Another reason for a Sanddrif stay is stargazing at the Cederberg Observatory, also at Dwarsrivier farm, founded in the 1980s by a British astronomer named Peter Mack, who recognised the potential of the area. The first telescopes were erected soon afterwards, and more development of the facility took place during the 1990s. With little to no light pollution, viewing celestial bodies from this vantage point is an unforgettable experience. The viewing experiences usually start at 20:00 and last about two hours. For information, email firstname.lastname@example.org (Afrikaans) or Chris at email@example.com (English), or visit www.cederbergobs.org.za. These tours only take place on selected Saturday evenings, weather permitting, and naturally when there’s no full moon. Permits for several Cederberg activities can be obtained at Sanddrif, although overnight hiking permits have to be secured through CapeNature.
A bit of luxury
Winding our way out of the Cederberg we tracked left to Ceres, past the right turn to Kromrivier. Soon afterwards the road meets a T-junction, where left takes you to the Nuwerust Rest Camp (www.cederbergexperience.co.za), and right goes in the direction of Ceres.
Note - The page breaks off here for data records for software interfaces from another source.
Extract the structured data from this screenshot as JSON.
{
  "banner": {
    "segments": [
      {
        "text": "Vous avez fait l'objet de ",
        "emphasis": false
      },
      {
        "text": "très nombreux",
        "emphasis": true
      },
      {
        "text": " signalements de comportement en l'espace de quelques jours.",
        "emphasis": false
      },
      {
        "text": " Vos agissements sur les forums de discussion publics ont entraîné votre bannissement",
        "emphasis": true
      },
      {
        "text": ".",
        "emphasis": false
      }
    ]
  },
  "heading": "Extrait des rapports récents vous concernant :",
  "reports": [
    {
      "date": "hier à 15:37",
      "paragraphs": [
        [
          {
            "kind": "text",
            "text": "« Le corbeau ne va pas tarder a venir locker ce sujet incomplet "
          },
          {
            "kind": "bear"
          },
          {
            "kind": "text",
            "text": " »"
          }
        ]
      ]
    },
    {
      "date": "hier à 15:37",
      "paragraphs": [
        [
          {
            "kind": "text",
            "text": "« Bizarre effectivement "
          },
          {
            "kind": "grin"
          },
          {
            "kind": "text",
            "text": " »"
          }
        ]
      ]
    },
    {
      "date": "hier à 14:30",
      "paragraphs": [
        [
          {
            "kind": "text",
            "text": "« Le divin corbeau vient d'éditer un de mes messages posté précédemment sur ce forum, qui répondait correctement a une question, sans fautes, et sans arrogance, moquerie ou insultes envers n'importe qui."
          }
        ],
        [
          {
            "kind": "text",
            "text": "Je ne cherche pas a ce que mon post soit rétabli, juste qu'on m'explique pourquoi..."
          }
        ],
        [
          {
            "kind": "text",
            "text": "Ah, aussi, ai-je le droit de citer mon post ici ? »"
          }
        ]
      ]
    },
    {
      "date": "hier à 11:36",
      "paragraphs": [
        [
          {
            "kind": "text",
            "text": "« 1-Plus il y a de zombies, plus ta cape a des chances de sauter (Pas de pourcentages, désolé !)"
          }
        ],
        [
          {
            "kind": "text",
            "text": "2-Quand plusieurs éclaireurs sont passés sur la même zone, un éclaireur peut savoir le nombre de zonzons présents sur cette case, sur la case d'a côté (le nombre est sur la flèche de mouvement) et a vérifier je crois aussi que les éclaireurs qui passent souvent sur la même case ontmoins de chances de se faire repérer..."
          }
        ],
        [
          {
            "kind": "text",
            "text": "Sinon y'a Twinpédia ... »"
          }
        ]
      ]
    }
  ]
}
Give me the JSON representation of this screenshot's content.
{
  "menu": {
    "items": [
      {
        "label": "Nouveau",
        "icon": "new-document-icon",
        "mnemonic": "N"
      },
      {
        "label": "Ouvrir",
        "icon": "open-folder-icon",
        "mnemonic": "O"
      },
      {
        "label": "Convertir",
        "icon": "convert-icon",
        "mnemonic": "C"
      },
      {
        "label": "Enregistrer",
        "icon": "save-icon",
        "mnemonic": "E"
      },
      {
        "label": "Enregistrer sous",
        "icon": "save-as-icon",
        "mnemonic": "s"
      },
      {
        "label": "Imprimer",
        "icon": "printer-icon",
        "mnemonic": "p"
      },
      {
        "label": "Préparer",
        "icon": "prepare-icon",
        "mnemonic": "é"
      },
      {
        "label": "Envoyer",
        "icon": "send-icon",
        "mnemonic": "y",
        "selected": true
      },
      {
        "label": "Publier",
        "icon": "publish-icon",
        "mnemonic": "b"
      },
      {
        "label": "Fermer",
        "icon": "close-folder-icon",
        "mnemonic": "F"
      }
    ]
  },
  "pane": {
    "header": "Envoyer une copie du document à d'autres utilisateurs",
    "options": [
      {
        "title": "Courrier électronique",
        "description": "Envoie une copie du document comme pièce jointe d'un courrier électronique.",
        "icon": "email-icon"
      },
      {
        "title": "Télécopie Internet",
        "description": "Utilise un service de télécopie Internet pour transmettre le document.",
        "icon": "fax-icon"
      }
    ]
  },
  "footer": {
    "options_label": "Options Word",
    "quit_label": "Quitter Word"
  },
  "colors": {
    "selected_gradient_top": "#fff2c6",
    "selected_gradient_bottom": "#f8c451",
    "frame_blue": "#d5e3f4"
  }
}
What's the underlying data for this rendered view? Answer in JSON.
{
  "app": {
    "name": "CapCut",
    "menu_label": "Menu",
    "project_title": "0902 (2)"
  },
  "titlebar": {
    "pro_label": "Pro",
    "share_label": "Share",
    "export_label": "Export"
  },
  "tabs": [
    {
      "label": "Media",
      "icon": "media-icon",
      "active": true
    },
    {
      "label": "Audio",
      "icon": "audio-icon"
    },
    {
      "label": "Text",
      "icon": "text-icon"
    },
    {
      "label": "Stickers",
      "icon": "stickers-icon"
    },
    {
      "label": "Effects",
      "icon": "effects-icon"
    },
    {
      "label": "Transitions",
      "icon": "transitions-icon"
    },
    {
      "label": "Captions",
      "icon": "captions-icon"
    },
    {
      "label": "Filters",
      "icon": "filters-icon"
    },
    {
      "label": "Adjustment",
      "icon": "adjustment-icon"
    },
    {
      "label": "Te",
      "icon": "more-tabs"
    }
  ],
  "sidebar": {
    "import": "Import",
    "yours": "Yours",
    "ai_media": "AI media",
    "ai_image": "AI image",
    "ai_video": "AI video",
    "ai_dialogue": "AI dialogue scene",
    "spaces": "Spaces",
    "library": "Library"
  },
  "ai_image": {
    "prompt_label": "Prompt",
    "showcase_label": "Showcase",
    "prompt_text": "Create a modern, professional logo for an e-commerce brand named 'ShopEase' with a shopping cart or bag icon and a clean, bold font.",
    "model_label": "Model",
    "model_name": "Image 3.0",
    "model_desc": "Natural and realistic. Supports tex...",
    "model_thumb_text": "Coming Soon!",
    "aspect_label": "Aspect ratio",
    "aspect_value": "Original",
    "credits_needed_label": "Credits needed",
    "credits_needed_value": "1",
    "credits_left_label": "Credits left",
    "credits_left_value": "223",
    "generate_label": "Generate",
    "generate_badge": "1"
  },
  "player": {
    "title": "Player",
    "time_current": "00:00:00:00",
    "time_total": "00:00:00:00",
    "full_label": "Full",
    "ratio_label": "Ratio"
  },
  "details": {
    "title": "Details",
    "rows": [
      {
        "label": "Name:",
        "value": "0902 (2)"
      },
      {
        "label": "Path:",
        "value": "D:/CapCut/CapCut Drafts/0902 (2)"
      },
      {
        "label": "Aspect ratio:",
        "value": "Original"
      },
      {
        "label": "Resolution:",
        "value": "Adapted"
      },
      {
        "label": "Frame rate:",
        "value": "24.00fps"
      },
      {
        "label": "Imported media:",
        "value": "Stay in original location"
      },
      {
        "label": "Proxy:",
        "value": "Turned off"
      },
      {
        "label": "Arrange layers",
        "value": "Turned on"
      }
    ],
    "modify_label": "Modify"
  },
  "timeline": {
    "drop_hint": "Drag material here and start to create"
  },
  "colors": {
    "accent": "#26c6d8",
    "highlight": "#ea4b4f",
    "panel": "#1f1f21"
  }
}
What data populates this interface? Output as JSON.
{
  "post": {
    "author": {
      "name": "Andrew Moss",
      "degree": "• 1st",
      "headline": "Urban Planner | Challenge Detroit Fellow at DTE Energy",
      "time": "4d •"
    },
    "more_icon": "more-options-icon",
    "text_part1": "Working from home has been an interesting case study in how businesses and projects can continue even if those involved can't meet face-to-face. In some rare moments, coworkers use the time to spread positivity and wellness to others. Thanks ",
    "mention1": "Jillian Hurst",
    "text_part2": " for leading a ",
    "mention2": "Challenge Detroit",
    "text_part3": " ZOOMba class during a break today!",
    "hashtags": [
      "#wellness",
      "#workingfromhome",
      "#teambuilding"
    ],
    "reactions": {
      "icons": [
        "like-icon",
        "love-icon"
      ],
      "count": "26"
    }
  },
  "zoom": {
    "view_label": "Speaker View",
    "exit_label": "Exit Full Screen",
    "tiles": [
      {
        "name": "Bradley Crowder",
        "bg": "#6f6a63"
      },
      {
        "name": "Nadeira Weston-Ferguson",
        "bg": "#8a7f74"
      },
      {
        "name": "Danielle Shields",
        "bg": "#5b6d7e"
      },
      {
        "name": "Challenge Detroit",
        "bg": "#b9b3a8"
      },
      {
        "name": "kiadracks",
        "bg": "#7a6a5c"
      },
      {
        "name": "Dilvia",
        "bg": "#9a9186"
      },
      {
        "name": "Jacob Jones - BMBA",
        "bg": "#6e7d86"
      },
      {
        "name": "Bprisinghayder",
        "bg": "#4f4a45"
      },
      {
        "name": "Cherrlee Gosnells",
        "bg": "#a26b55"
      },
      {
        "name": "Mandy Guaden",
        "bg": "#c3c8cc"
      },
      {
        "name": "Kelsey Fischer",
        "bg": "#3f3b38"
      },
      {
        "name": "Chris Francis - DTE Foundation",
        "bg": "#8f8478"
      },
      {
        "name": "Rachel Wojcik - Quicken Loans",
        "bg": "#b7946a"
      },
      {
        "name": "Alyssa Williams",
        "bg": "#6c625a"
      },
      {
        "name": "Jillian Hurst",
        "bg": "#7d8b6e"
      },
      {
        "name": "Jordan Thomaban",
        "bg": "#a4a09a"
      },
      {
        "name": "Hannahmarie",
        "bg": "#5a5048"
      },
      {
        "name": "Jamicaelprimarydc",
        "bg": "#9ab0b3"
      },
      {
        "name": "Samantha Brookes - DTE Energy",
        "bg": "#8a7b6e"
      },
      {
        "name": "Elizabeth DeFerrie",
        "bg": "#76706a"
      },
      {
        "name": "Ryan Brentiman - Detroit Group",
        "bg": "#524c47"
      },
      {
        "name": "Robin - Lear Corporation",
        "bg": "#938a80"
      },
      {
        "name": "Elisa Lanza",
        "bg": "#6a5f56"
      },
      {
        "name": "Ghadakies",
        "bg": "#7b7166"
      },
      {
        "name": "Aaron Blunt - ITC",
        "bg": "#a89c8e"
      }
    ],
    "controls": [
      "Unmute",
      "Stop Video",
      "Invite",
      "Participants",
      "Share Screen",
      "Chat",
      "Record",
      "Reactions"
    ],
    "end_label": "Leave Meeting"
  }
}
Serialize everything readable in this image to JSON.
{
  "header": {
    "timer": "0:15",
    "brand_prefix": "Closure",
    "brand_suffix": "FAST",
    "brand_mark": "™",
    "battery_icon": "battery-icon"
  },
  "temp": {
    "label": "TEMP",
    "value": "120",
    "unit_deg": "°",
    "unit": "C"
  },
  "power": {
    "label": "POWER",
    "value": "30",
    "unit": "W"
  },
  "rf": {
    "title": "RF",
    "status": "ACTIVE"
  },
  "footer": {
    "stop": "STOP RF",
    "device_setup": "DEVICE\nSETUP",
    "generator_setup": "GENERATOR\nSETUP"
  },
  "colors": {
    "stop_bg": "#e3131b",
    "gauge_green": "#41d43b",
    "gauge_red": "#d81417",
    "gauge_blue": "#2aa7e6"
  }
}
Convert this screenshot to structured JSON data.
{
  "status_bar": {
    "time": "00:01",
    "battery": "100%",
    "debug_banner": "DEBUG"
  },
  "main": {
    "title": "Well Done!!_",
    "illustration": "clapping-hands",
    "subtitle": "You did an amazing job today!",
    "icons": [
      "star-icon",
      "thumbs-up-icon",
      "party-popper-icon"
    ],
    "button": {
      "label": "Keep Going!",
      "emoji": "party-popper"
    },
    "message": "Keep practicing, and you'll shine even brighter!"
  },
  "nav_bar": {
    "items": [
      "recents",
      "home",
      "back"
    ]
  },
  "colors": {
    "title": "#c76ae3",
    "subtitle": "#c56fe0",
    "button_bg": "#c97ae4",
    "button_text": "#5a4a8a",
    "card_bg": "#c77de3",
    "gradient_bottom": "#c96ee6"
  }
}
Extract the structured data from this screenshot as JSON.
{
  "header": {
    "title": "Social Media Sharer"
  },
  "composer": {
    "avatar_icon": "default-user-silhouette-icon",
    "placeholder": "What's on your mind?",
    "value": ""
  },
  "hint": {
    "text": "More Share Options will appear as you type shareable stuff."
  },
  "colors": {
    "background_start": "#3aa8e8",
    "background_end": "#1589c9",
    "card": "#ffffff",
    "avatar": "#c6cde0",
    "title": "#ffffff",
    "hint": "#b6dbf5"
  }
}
Finally, with the road having returned to tar, we turned left, joining the R303 through the picturesque Koue Bokkeveld and Skurweberg mountains. The famous Gydo Pass lay ahead, our final obstacle before descending into the Ceres Valley. This pass was built in 1848 by Andrew Geddes Bain, forming the link between the Warm and Koue Bokkeveld. The 6.5 km of road comprising 27 twists and turns is a motoring enthusiast’s dream, but it takes some willpower to draw your eyes away from the awe-inspiring views of the valley and back to the road. Sneaking through the hamlet of Ceres we continued through Mitchell’s Pass and on to Fynbos Guest Farm – not their charming campsite, but the comfy cottages and neighbouring restaurant, the Grain & Grape, for our ration of pampering after the ruggedness of the Cederberg. But our stay there is a story for another time.
Why the Cederberg?
This mountain range is possibly the most splendid and striking in the entire Western Cape – a bold claim, considering that the Table Mountain range, the Swartberg and other prominent players all compete for that distinction. But what sets it apart is that it’s a declared wilderness area, and there aren’t so many of those left. The presence of endemic animal and plant species, awe-inspiring rock formations, leisure activities both thrilling and laid-back, and a cornucopia of charismatic campsites and self-catering destinations, make this a true all-in-one exploration experience. If you’re ever in the Cape, or headed this way, three to five days enjoyed here will certainly be time well spent.